It sounds obvious, but you’d be surprised at just how many people drive when they’re extremely tired or stressed. Christmas is very much considered a time to spend with loved ones, when many of us will need to drive long distances in order to spend time together. But just how many miles will we drive over the Christmas break? Research conducted by Accident Advice Helpline, shows that UK families drive an average of 302 miles visiting family and friends over Christmas.
December can be a busy time of year with work and social commitments, so it’s all too easy to try and push through tiredness and stress. Burning the candle at both ends can be extremely dangerous when you're in charge of a vehicle; did you know that almost 17% of accidents on major roads are caused by fatigue? Help yourself and other motorists by delaying your journey, or stopping for a rest every so often.
Keep up the Christmas spirit!

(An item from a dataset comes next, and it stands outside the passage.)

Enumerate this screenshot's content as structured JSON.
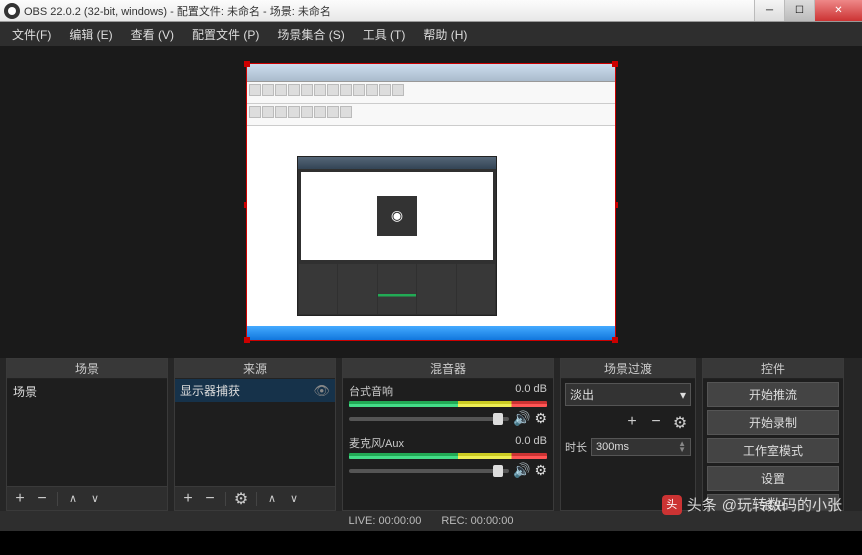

If you’re quite literally driving home for Christmas, then festive cheer can make the difference between a long and boring journey, or a fun one that flies by. There’s nothing better than a bit of Christmas car-eoke, so get your best festive playlist at the ready!
Whilst the most obvious song of choice to drive to during the festive season would be ‘Driving Home for Christmas’ by Chris Rea, it doesn’t actually make the top spot according to comparison site Uswitch. They surveyed over 1,000 Brits to discover their number one snowy singalong, and the winner was ‘Fairytale of New York’ by The Pogues and Kirsty MacColl. Surprised? So are we!
Overall, make sure you drive responsibly this Christmas and check out our Road Safety Week blog on how to become a road safety hero.